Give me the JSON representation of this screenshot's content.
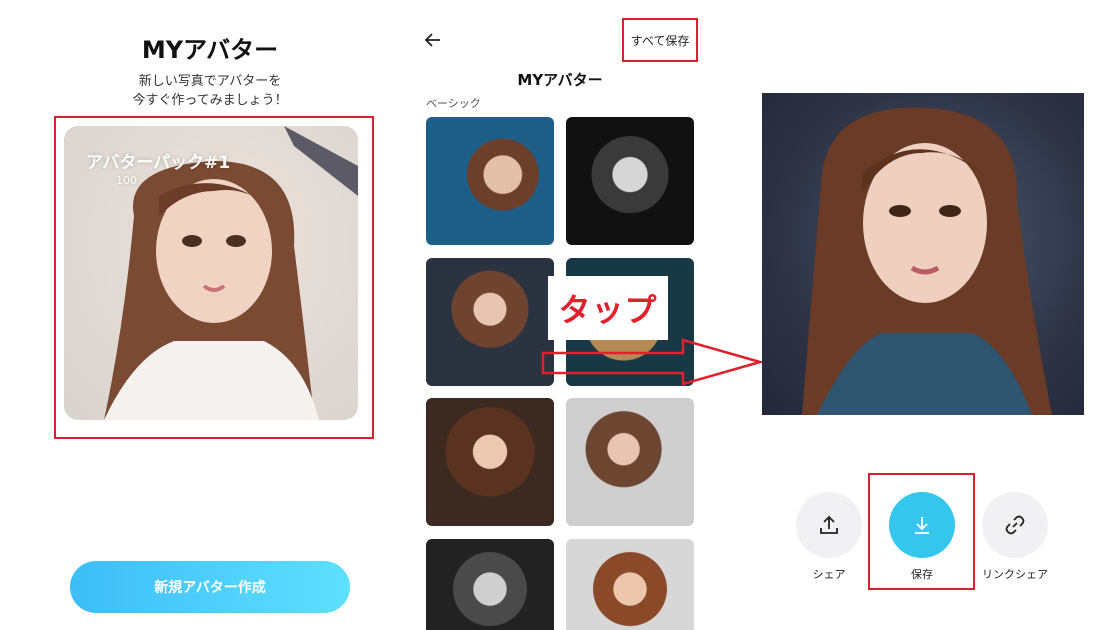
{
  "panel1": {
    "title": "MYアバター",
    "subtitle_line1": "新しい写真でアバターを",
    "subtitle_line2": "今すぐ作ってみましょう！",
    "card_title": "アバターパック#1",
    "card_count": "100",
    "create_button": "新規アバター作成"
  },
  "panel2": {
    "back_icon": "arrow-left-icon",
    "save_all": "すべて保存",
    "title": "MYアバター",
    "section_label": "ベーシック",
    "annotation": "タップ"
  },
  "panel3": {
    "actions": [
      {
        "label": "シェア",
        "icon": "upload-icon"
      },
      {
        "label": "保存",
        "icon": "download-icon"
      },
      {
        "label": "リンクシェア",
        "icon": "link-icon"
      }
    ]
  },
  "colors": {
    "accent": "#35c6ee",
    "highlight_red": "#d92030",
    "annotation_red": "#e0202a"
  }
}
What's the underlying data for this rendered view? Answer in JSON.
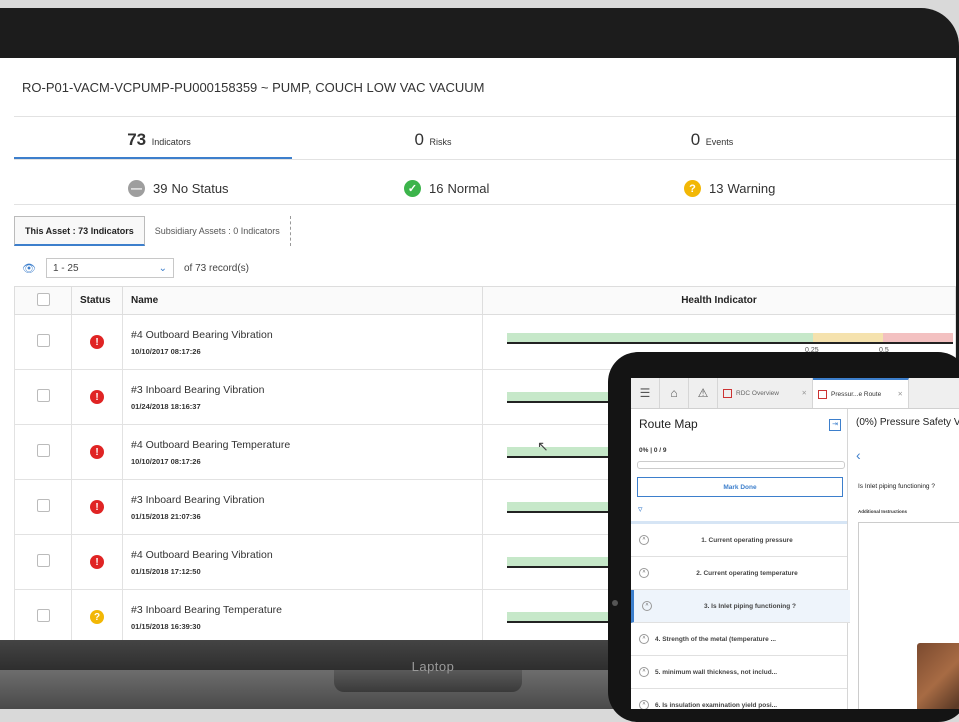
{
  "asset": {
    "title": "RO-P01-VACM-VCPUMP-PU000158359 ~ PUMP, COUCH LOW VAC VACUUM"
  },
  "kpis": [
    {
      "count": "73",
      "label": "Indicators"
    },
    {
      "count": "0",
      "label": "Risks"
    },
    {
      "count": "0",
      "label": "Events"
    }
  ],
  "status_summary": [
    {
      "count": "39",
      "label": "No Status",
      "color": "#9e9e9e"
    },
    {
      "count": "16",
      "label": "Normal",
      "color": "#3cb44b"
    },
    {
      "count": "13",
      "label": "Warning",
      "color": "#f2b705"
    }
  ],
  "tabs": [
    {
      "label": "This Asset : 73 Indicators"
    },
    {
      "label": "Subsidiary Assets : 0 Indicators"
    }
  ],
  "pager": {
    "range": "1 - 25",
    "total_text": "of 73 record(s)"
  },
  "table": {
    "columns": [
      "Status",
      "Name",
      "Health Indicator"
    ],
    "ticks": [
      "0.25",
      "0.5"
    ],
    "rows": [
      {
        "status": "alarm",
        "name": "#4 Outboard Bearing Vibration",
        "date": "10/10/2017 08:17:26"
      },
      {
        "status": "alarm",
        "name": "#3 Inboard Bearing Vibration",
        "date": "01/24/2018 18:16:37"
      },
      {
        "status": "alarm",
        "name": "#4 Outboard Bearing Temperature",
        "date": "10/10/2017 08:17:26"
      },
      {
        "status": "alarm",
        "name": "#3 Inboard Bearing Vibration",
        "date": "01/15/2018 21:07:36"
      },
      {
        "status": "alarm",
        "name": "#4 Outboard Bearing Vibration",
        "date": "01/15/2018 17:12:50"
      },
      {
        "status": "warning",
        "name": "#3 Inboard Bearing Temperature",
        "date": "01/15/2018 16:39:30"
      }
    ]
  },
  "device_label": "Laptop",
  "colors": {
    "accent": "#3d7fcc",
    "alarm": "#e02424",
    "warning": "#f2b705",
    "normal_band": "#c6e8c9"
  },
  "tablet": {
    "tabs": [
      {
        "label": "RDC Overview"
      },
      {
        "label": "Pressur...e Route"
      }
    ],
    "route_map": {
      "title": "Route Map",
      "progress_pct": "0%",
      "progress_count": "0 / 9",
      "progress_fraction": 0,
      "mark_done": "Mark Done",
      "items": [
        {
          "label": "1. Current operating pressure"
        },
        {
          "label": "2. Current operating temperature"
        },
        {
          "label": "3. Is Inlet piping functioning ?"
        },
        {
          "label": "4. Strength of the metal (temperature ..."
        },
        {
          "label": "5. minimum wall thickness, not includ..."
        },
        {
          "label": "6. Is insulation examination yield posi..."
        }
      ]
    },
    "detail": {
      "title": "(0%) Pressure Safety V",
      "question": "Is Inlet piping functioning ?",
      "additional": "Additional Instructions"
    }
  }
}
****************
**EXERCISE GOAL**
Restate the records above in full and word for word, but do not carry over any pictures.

**RESPONSE TO THE TASK**
Give me the JSON representation of this screenshot's content.
{
  "panel1": {
    "title": "MYアバター",
    "subtitle_line1": "新しい写真でアバターを",
    "subtitle_line2": "今すぐ作ってみましょう！",
    "card_title": "アバターパック#1",
    "card_count": "100",
    "create_button": "新規アバター作成"
  },
  "panel2": {
    "back_icon": "arrow-left-icon",
    "save_all": "すべて保存",
    "title": "MYアバター",
    "section_label": "ベーシック",
    "annotation": "タップ"
  },
  "panel3": {
    "actions": [
      {
        "label": "シェア",
        "icon": "upload-icon"
      },
      {
        "label": "保存",
        "icon": "download-icon"
      },
      {
        "label": "リンクシェア",
        "icon": "link-icon"
      }
    ]
  },
  "colors": {
    "accent": "#35c6ee",
    "highlight_red": "#d92030",
    "annotation_red": "#e0202a"
  }
}
What's the underlying data for this rendered view? Answer in JSON.
{
  "asset": {
    "title": "RO-P01-VACM-VCPUMP-PU000158359 ~ PUMP, COUCH LOW VAC VACUUM"
  },
  "kpis": [
    {
      "count": "73",
      "label": "Indicators"
    },
    {
      "count": "0",
      "label": "Risks"
    },
    {
      "count": "0",
      "label": "Events"
    }
  ],
  "status_summary": [
    {
      "count": "39",
      "label": "No Status",
      "color": "#9e9e9e"
    },
    {
      "count": "16",
      "label": "Normal",
      "color": "#3cb44b"
    },
    {
      "count": "13",
      "label": "Warning",
      "color": "#f2b705"
    }
  ],
  "tabs": [
    {
      "label": "This Asset : 73 Indicators"
    },
    {
      "label": "Subsidiary Assets : 0 Indicators"
    }
  ],
  "pager": {
    "range": "1 - 25",
    "total_text": "of 73 record(s)"
  },
  "table": {
    "columns": [
      "Status",
      "Name",
      "Health Indicator"
    ],
    "ticks": [
      "0.25",
      "0.5"
    ],
    "rows": [
      {
        "status": "alarm",
        "name": "#4 Outboard Bearing Vibration",
        "date": "10/10/2017 08:17:26"
      },
      {
        "status": "alarm",
        "name": "#3 Inboard Bearing Vibration",
        "date": "01/24/2018 18:16:37"
      },
      {
        "status": "alarm",
        "name": "#4 Outboard Bearing Temperature",
        "date": "10/10/2017 08:17:26"
      },
      {
        "status": "alarm",
        "name": "#3 Inboard Bearing Vibration",
        "date": "01/15/2018 21:07:36"
      },
      {
        "status": "alarm",
        "name": "#4 Outboard Bearing Vibration",
        "date": "01/15/2018 17:12:50"
      },
      {
        "status": "warning",
        "name": "#3 Inboard Bearing Temperature",
        "date": "01/15/2018 16:39:30"
      }
    ]
  },
  "device_label": "Laptop",
  "colors": {
    "accent": "#3d7fcc",
    "alarm": "#e02424",
    "warning": "#f2b705",
    "normal_band": "#c6e8c9"
  },
  "tablet": {
    "tabs": [
      {
        "label": "RDC Overview"
      },
      {
        "label": "Pressur...e Route"
      }
    ],
    "route_map": {
      "title": "Route Map",
      "progress_pct": "0%",
      "progress_count": "0 / 9",
      "progress_fraction": 0,
      "mark_done": "Mark Done",
      "items": [
        {
          "label": "1. Current operating pressure"
        },
        {
          "label": "2. Current operating temperature"
        },
        {
          "label": "3. Is Inlet piping functioning ?"
        },
        {
          "label": "4. Strength of the metal (temperature ..."
        },
        {
          "label": "5. minimum wall thickness, not includ..."
        },
        {
          "label": "6. Is insulation examination yield posi..."
        }
      ]
    },
    "detail": {
      "title": "(0%) Pressure Safety V",
      "question": "Is Inlet piping functioning ?",
      "additional": "Additional Instructions"
    }
  }
}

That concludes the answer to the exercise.